Facing the prospect of having a two-week holiday in Morocco turn into indefinite exile does wonders for a veteran Hogtown critic like me. Not that there’s anything wrong with the North African nation; indeed, it has much to recommend it. The people are gracious — even nomads who remain completely unaware of the Great White North — and the Moroccan landscape, especially the Sahara Desert, is not easily forgotten.
But because of COVID-19, Canadians abroad — including myself — suddenly found themselves abandoned thousands of kilometres from home. The Canadian Embassy in Rabat was singularly unhelpful; even, it seemed, hostile. Though, of course, while it was impossible to speak to anyone over the phone, it was possible to register on-line.
The result was a series of emails that essentially summed up the situation: we were on our own and shouldn’t expect help from Canadian diplomats.
According to an email sent out by the Canadian Embassy on Monday, March 16: “Currently, the best option to return to Canada is through a third country offering a commercial flight. A limited number of flights to Europe from multiple cities continue to be posted online. Seats on these flights are booked quickly, and we recommend that you check those companies’ websites and social media accounts as frequently as possible for new updates….”
If that weren’t enough, Canadians unable to book a flight home were told that their “priority should be to find a safe place where you and those traveling with you can stay until restrictions are lifted. Make sure you have what you may need in terms of money and necessities such as food and medicine.”
“Should you run out of a medicine,” these masters of the obvious stated, “we recommend that you contact your doctor in Canada or in your usual country of residence to obtain a copy of your prescription. You can then check with local pharmacies to obtain the medicine you need or an alternative.”
Thanks, guys. How very helpful. Other than reminding us of what most had already grasped, the embassy had nothing to contribute to the growing panic of Canadians worrying that they might be stuck abroad for weeks.

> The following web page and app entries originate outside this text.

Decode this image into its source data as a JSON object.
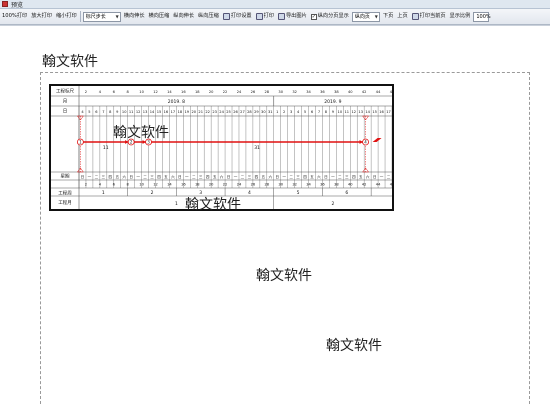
{
  "window": {
    "title": "预览"
  },
  "toolbar": {
    "actual_print": "100%打印",
    "zoom_in_print": "放大打印",
    "zoom_out_print": "缩小打印",
    "ruler_select": "标尺步长",
    "h_stretch": "横向伸长",
    "h_compress": "横向压缩",
    "v_stretch": "纵向伸长",
    "v_compress": "纵向压缩",
    "print_setup": "打印设置",
    "print": "打印",
    "export_image": "导出图片",
    "page_split_label": "纵向分页显示",
    "page_split_checked": "✓",
    "direction_select": "纵向页",
    "next_page": "下页",
    "prev_page": "上页",
    "print_current": "打印当前页",
    "zoom_label": "显示比例",
    "zoom_value": "100%"
  },
  "watermarks": [
    "翰文软件",
    "翰文软件",
    "翰文软件",
    "翰文软件",
    "翰文软件"
  ],
  "chart": {
    "row_labels": [
      "工程标尺",
      "月",
      "日",
      "星期",
      "工程周",
      "工程月"
    ],
    "month_labels": [
      "2019. 8",
      "2019. 9"
    ],
    "day_numbers": [
      "4",
      "5",
      "6",
      "7",
      "8",
      "9",
      "10",
      "11",
      "12",
      "13",
      "14",
      "15",
      "16",
      "17",
      "18",
      "19",
      "20",
      "21",
      "22",
      "23",
      "24",
      "25",
      "26",
      "27",
      "28",
      "29",
      "30",
      "31",
      "1",
      "2",
      "3",
      "4",
      "5",
      "6",
      "7",
      "8",
      "9",
      "10",
      "11",
      "12",
      "13",
      "14",
      "15",
      "16",
      "17"
    ],
    "scale_numbers": [
      "2",
      "4",
      "6",
      "8",
      "10",
      "12",
      "14",
      "16",
      "18",
      "20",
      "22",
      "24",
      "26",
      "28",
      "30",
      "32",
      "34",
      "36",
      "38",
      "40",
      "42",
      "44",
      "46"
    ],
    "week_numbers": [
      "1",
      "2",
      "3",
      "4",
      "5",
      "6",
      "7"
    ],
    "work_months": [
      "1",
      "2"
    ],
    "weekdays": [
      "日",
      "一",
      "二",
      "三",
      "四",
      "五",
      "六"
    ],
    "nodes": [
      "1",
      "2",
      "3",
      "4"
    ],
    "durations": [
      "11",
      "31"
    ],
    "task_color": "#e01010",
    "grid_color": "#555555"
  }
}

Morocco is an easy country in which to spend time; locals are friendly and by this country’s standards, goods and services cheap. But hotel costs and eating out for two weeks or more gets expensive.
As for Air Canada, which cancelled our return flight three days ahead of time, it was MIA. Needless to say, getting someone to speak to was impossible and the airline had no alternatives to suggest. In the end, we got seats on what seemed to be the last flight out of Casablanca, a Royal Air Maroc flight to JFK Airport in New York, on Monday. From one almost deserted airport to another, the sense of impending doom was unavoidable. In Marrakech, frustrated airport crowds were shouting in anger. But Casablanca was deserted. Where was everyone? JFK was also empty. Manhattan seemed a ghost town, eerily, even scarily, so.

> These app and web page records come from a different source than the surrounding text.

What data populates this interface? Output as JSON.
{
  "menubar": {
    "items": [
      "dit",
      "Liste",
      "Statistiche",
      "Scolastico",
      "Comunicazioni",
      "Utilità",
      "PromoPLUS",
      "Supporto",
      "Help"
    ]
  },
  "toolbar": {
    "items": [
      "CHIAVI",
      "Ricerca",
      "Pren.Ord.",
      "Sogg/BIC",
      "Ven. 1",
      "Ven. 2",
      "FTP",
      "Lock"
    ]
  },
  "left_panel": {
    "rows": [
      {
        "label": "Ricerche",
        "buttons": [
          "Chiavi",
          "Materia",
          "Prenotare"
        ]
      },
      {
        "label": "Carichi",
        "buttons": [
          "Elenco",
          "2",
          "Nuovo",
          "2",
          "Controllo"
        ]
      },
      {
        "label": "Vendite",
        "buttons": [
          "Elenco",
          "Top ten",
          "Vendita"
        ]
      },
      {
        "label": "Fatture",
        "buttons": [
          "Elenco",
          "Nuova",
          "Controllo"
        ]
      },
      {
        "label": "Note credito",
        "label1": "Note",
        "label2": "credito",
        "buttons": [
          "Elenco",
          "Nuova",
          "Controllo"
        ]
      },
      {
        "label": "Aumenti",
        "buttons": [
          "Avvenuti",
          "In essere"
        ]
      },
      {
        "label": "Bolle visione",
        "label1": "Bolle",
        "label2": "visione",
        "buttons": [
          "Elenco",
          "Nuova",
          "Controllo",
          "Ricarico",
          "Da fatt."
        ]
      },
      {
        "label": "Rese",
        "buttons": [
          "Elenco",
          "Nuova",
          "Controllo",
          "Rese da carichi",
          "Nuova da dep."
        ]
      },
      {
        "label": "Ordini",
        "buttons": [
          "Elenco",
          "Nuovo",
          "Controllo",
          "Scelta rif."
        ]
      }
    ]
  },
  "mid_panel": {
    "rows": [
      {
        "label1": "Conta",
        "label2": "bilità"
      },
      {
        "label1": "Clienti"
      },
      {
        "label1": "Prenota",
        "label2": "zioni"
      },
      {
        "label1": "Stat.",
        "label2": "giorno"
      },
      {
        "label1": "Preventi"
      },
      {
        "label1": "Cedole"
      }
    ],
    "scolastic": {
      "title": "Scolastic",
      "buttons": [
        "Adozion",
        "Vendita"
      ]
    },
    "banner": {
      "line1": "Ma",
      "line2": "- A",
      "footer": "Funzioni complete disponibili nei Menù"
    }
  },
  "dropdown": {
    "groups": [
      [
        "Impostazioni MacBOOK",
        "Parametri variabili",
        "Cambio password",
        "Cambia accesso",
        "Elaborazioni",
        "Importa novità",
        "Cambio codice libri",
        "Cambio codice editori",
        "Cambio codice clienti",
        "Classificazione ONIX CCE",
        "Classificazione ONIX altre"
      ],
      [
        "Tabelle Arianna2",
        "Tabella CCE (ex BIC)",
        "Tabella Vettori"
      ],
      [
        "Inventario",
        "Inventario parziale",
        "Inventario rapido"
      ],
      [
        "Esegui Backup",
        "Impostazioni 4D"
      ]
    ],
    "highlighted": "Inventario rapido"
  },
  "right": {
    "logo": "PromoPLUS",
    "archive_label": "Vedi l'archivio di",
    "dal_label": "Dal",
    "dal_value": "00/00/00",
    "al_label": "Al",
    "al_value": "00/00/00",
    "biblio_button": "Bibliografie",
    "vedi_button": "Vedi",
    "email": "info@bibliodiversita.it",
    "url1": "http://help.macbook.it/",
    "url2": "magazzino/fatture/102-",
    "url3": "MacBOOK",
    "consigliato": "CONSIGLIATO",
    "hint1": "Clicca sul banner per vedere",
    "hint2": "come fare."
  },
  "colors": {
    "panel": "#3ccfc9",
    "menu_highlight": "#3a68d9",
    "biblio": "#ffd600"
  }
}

But by the time we landed in the US, cleared customs and collected our baggage it was nearly 9 pm. No flights to Toronto were available, and those that had been were selling for as much as $5,000 (US).

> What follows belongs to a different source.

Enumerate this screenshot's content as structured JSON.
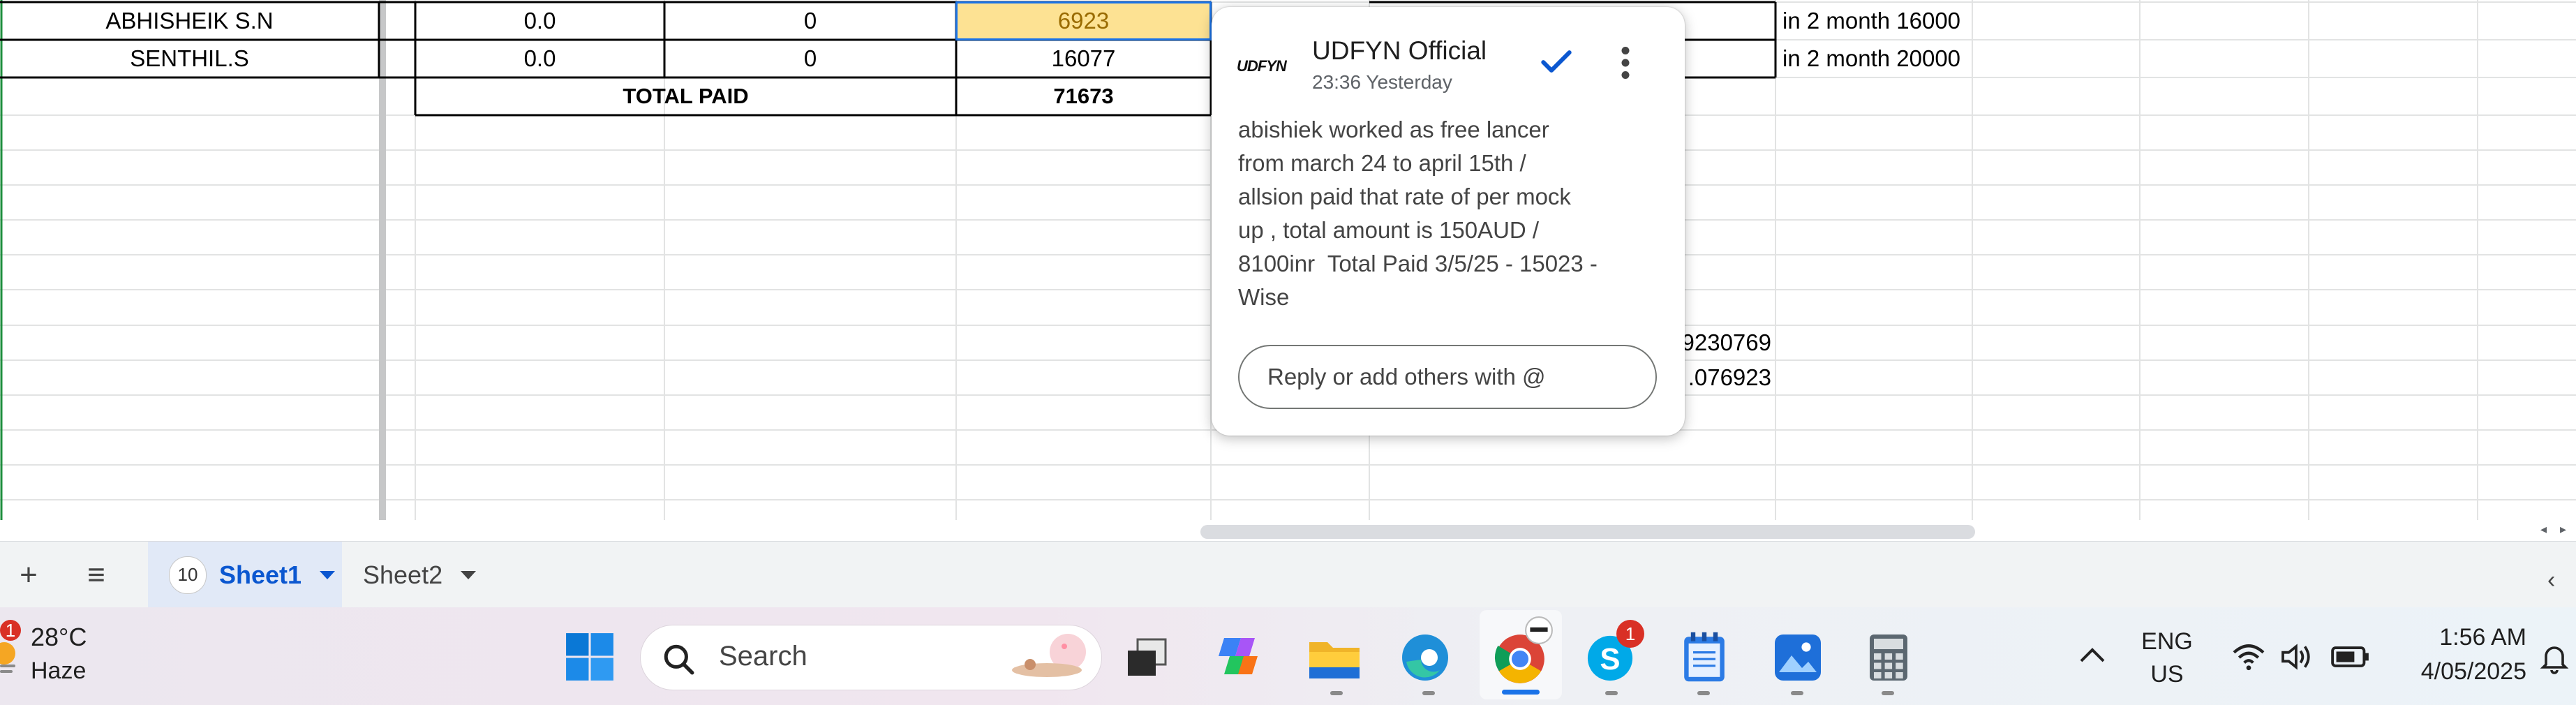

It was either a night in the Big Apple – under normal circumstances something to look forward to – or taking a Greyhound bus from the Port Authority, unarguable the most unpleasant place in Manhattan (especially late at night), a place where police outnumber the homeless. There was nothing else to do. The ride was relatively cheap; on the other hand it was 12-hours long, with stops in Syracuse, Batavia, Rochester (or as New Yorkers pronounce it, Ratchester), and other up-state towns where each bus terminal is more depressing than the next, where row upon row of noisy idling tractor trailers spend the night and foul the air, each one a living coffin for its indentured driver.
Could this be why so many Americans support a man like Donald Trump? Against the backdrop of the latest pandemic, this ride through America’s landscape of despair and crushing poverty felt like an escape from some exurban hell.
Canadians on the bus made no secret of their happiness at reaching the border after Buffalo. The surly border guards were now old friends, part of our tribe, not theirs. After that the QEW felt like the Yellow Brick Road. The banality of Niagara Falls suddenly seemed charming. The unrelieved ugliness of Toronto’s ever-expanding outskirts brought a smile to our grimy, greasy faces. Even the bus terminal at Dundas and Bay, dismal and dreary, temporarily transformed into a happy place.
As cheesy as it sounds, it’s true; there really is no place like home.